Though, the rural-urban effect is not consistent across countries. In a Scotland survey, Rusk (1940) found so significant differences between rural and urban IQ. Asian countries also tend to have the highest average IQs, but are still largely rural. It seems they have been able to avoid this effect. But, while the country wide IQ scores are higher compared to other countries, perhaps there is a difference within the country between rural and urban area IQ scores.
Overall, there is some evidence of a rural-urban difference in intelligence, though it may be declining over time as resources become more evenly distributed in Western countries.
ALEXOPOULOS, D. (1979) Revision and standardization of the WISC-R for the age range 13-15 years in Greece. Unpublished doctoral dissertation, Univer. of Wales, Great Britain.
Alexopoulos, D. S. (1997). Urban vs Rural Residence and IQ. Psychological Reports, 80(3), 851–860. doi:10.2466/pr0.19188.8.131.521
ANASTASI, A. (1958) DifferentiaI psychology: individual and group differences in behavior. (3rd ed.) New York Macmillan.
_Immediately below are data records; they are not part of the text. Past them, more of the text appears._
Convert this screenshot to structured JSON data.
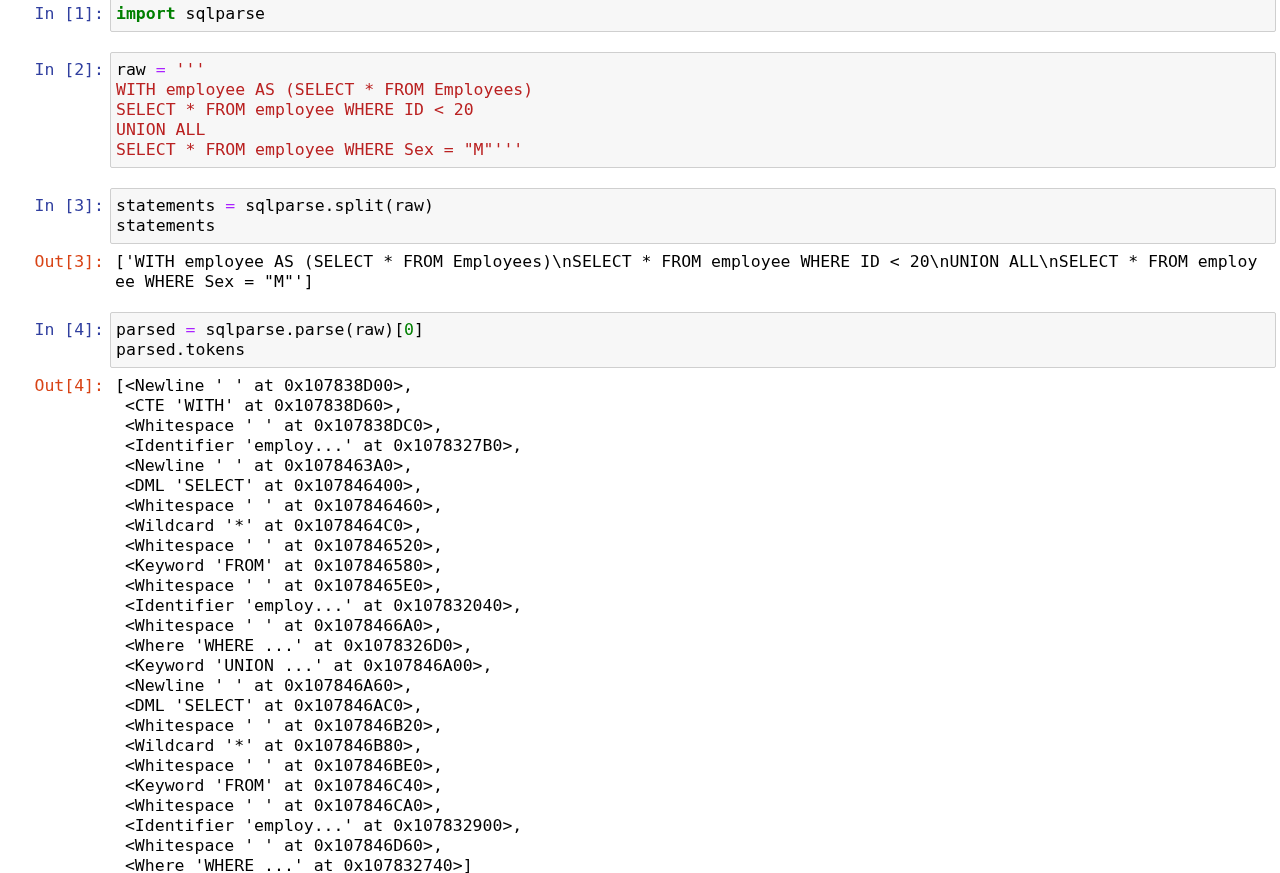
{
  "cells": [
    {
      "kind": "input",
      "prompt": "In [1]:",
      "lines": [
        [
          {
            "kind": "keyword",
            "text": "import"
          },
          {
            "kind": "plain",
            "text": " sqlparse"
          }
        ]
      ]
    },
    {
      "kind": "input",
      "prompt": "In [2]:",
      "lines": [
        [
          {
            "kind": "plain",
            "text": "raw "
          },
          {
            "kind": "operator",
            "text": "="
          },
          {
            "kind": "string",
            "text": " '''"
          }
        ],
        [
          {
            "kind": "string",
            "text": "WITH employee AS (SELECT * FROM Employees)"
          }
        ],
        [
          {
            "kind": "string",
            "text": "SELECT * FROM employee WHERE ID < 20"
          }
        ],
        [
          {
            "kind": "string",
            "text": "UNION ALL"
          }
        ],
        [
          {
            "kind": "string",
            "text": "SELECT * FROM employee WHERE Sex = \"M\"'''"
          }
        ]
      ]
    },
    {
      "kind": "input",
      "prompt": "In [3]:",
      "lines": [
        [
          {
            "kind": "plain",
            "text": "statements "
          },
          {
            "kind": "operator",
            "text": "="
          },
          {
            "kind": "plain",
            "text": " sqlparse.split(raw)"
          }
        ],
        [
          {
            "kind": "plain",
            "text": "statements"
          }
        ]
      ]
    },
    {
      "kind": "output",
      "prompt": "Out[3]:",
      "lines": [
        "['WITH employee AS (SELECT * FROM Employees)\\nSELECT * FROM employee WHERE ID < 20\\nUNION ALL\\nSELECT * FROM employ",
        "ee WHERE Sex = \"M\"']"
      ]
    },
    {
      "kind": "input",
      "prompt": "In [4]:",
      "lines": [
        [
          {
            "kind": "plain",
            "text": "parsed "
          },
          {
            "kind": "operator",
            "text": "="
          },
          {
            "kind": "plain",
            "text": " sqlparse.parse(raw)["
          },
          {
            "kind": "number",
            "text": "0"
          },
          {
            "kind": "plain",
            "text": "]"
          }
        ],
        [
          {
            "kind": "plain",
            "text": "parsed.tokens"
          }
        ]
      ]
    },
    {
      "kind": "output",
      "prompt": "Out[4]:",
      "lines": [
        "[<Newline ' ' at 0x107838D00>,",
        " <CTE 'WITH' at 0x107838D60>,",
        " <Whitespace ' ' at 0x107838DC0>,",
        " <Identifier 'employ...' at 0x1078327B0>,",
        " <Newline ' ' at 0x1078463A0>,",
        " <DML 'SELECT' at 0x107846400>,",
        " <Whitespace ' ' at 0x107846460>,",
        " <Wildcard '*' at 0x1078464C0>,",
        " <Whitespace ' ' at 0x107846520>,",
        " <Keyword 'FROM' at 0x107846580>,",
        " <Whitespace ' ' at 0x1078465E0>,",
        " <Identifier 'employ...' at 0x107832040>,",
        " <Whitespace ' ' at 0x1078466A0>,",
        " <Where 'WHERE ...' at 0x1078326D0>,",
        " <Keyword 'UNION ...' at 0x107846A00>,",
        " <Newline ' ' at 0x107846A60>,",
        " <DML 'SELECT' at 0x107846AC0>,",
        " <Whitespace ' ' at 0x107846B20>,",
        " <Wildcard '*' at 0x107846B80>,",
        " <Whitespace ' ' at 0x107846BE0>,",
        " <Keyword 'FROM' at 0x107846C40>,",
        " <Whitespace ' ' at 0x107846CA0>,",
        " <Identifier 'employ...' at 0x107832900>,",
        " <Whitespace ' ' at 0x107846D60>,",
        " <Where 'WHERE ...' at 0x107832740>]"
      ]
    }
  ]
}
Clark, C., & Gist, N. (1938). Intelligence as a Factor in Occupational Choice. American Sociological Review,3(5), 683-694. Retrieved from http://www.jstor.org/stable/2084687
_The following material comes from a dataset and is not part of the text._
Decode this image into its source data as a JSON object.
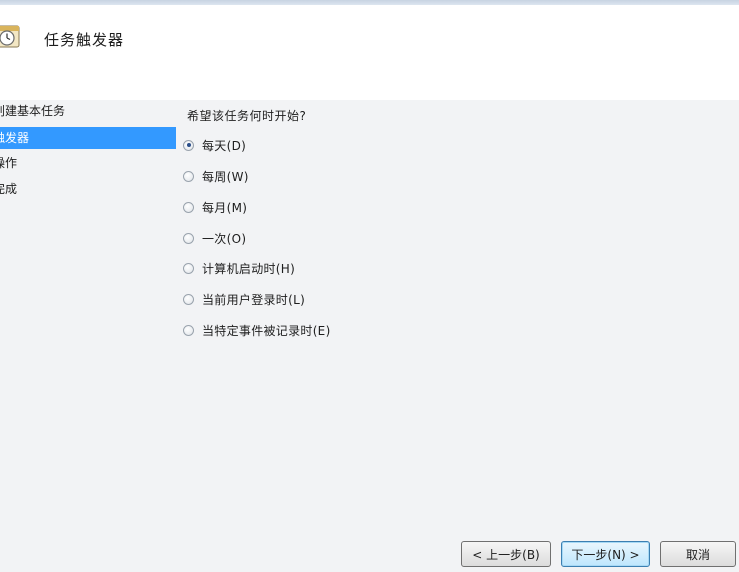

Emmett, W. G. (1954). The intelligence of urban and rural children. Population Studies, 7(3), 207–221. doi:10.1080/00324728.1954.10415561
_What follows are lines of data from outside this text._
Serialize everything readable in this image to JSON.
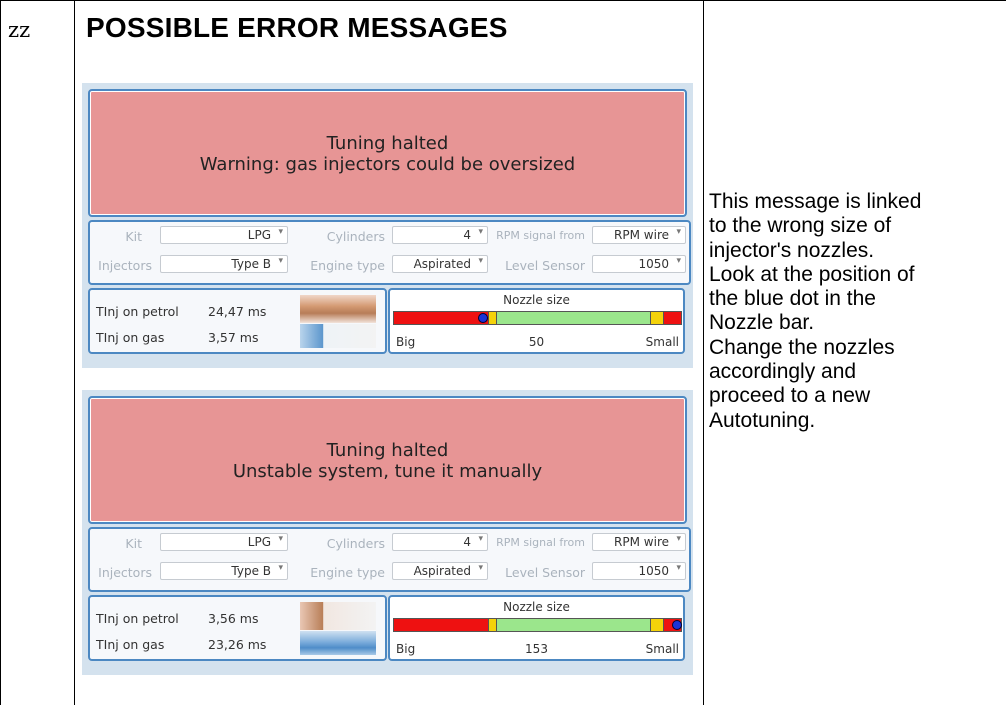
{
  "row_label": "zz",
  "heading": "POSSIBLE ERROR MESSAGES",
  "note_lines": [
    "This message is linked",
    "to the wrong size of",
    "injector's nozzles.",
    "Look at the position of",
    "the blue dot in the",
    "Nozzle bar.",
    "Change the nozzles",
    "accordingly and",
    "proceed to a new",
    "Autotuning."
  ],
  "colors": {
    "alert_bg": "#e79595",
    "border": "#4c88c2",
    "bar_red": "#ee1111",
    "bar_yellow": "#f4d20a",
    "bar_green": "#9be68c",
    "dot": "#1a33d6"
  },
  "panels": [
    {
      "alert_line1": "Tuning halted",
      "alert_line2": "Warning: gas injectors could be oversized",
      "labels": {
        "kit": "Kit",
        "cylinders": "Cylinders",
        "rpm": "RPM signal from",
        "injectors": "Injectors",
        "engine": "Engine type",
        "level": "Level Sensor"
      },
      "values": {
        "kit": "LPG",
        "cylinders": "4",
        "rpm": "RPM wire",
        "injectors": "Type B",
        "engine": "Aspirated",
        "level": "1050"
      },
      "tinj_petrol_label": "TInj on petrol",
      "tinj_petrol": "24,47 ms",
      "tinj_gas_label": "TInj on gas",
      "tinj_gas": "3,57 ms",
      "nozzle_title": "Nozzle size",
      "nozzle_big": "Big",
      "nozzle_value": "50",
      "nozzle_small": "Small",
      "nozzle_position": 0.31
    },
    {
      "alert_line1": "Tuning halted",
      "alert_line2": "Unstable system, tune it manually",
      "labels": {
        "kit": "Kit",
        "cylinders": "Cylinders",
        "rpm": "RPM signal from",
        "injectors": "Injectors",
        "engine": "Engine type",
        "level": "Level Sensor"
      },
      "values": {
        "kit": "LPG",
        "cylinders": "4",
        "rpm": "RPM wire",
        "injectors": "Type B",
        "engine": "Aspirated",
        "level": "1050"
      },
      "tinj_petrol_label": "TInj on petrol",
      "tinj_petrol": "3,56 ms",
      "tinj_gas_label": "TInj on gas",
      "tinj_gas": "23,26 ms",
      "nozzle_title": "Nozzle size",
      "nozzle_big": "Big",
      "nozzle_value": "153",
      "nozzle_small": "Small",
      "nozzle_position": 0.985
    }
  ]
}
Gist, Noel and Carroll D. Clark, (1938) “Intelligence as a Selective Factor in Rural-Urban Migrations,” American Journal of Sociology 44, no. 1: 36-58.
JANKE, L. L., &HAVIGHURST, R. j. (1945) Relations between ability and social status in a midwestern community: 11. Sixteen-year-old boys and girls. Journal of Educational Psychology, 36, 499-509.
Jeffrey, Zeke. “Crime and IQ: A Review.” g-Loaded, 5 Oct. 2019, g-loaded.org/2019/10/04/crime-and-iq/.
Cigdem Kagitcibasi, Duygu Biricik. (2011). Generational gains on the Draw-a-Person IQ scores: A three-decade comparison from Turkey. Intelligence, Volume 39, Issue 5, Pages 351-356
KAUFMAN, A. S., & DOPPELT, 1. E. (1976) Analysis of WISC-R standardization data in terms of stratification variables. Child Development. 47. 165-171.
Lentz. W.P. 1956 “Rural urban differentials and juvenile delinquency ” Journal of Criminal Law, Criminology and Police Science 47: 331-39.
MCNEMAR, Q. (1942) The revision of the Stanford-Binet scale. Boston, MA: Houghton-Mifflin.
Reschly, D. J., & Jipson, F. J. (1977). Ethnicity, geographic locale, age, sex, and urban–rural residence as variables in the prevalence of mild retardation. Annual Progress in Child Psychiatry & Child Development, 612-624.
REYNOLDS, C. R., CHASTAIN, R. L., KAUFMAN, A. S., & MCLEAN, J. E. (1987) Demographic characteristics and IQ among adults: analysis of the WAIS-R standardization sample as a function of the stratification variables. Journal of School Psychology, 25, 323-342.
Rindermann, H., Sailer, S., & Thompson, J. (2009). The impact of smart fractions, cognitive ability of politicians and average competence of peoples on social development. Talent Development & Excellence, 1, 3–25.
RUSK, R. R. (1940) The intelligence of Scottish children. In 39th Yearbook: National Society for the Study of Education, Part 11. New York: Columbia Univer. Pp. 269-273.
SEASHORE, H. G., WESMAN. A,, & DOPPELT, . (1950) The standardization of the Wechsler Intelligence Scale for Children. Journal of Consulting Psychology, 14, 99-110.
Swami, V., & Furnham, A. (2010). Self-assessed intelligence: Inter-ethnic, rural–urban, and sex differences in Malaysia. Learning and Individual Differences, 20(1), 51–55. doi:10.1016/j.lindif.2009.11.002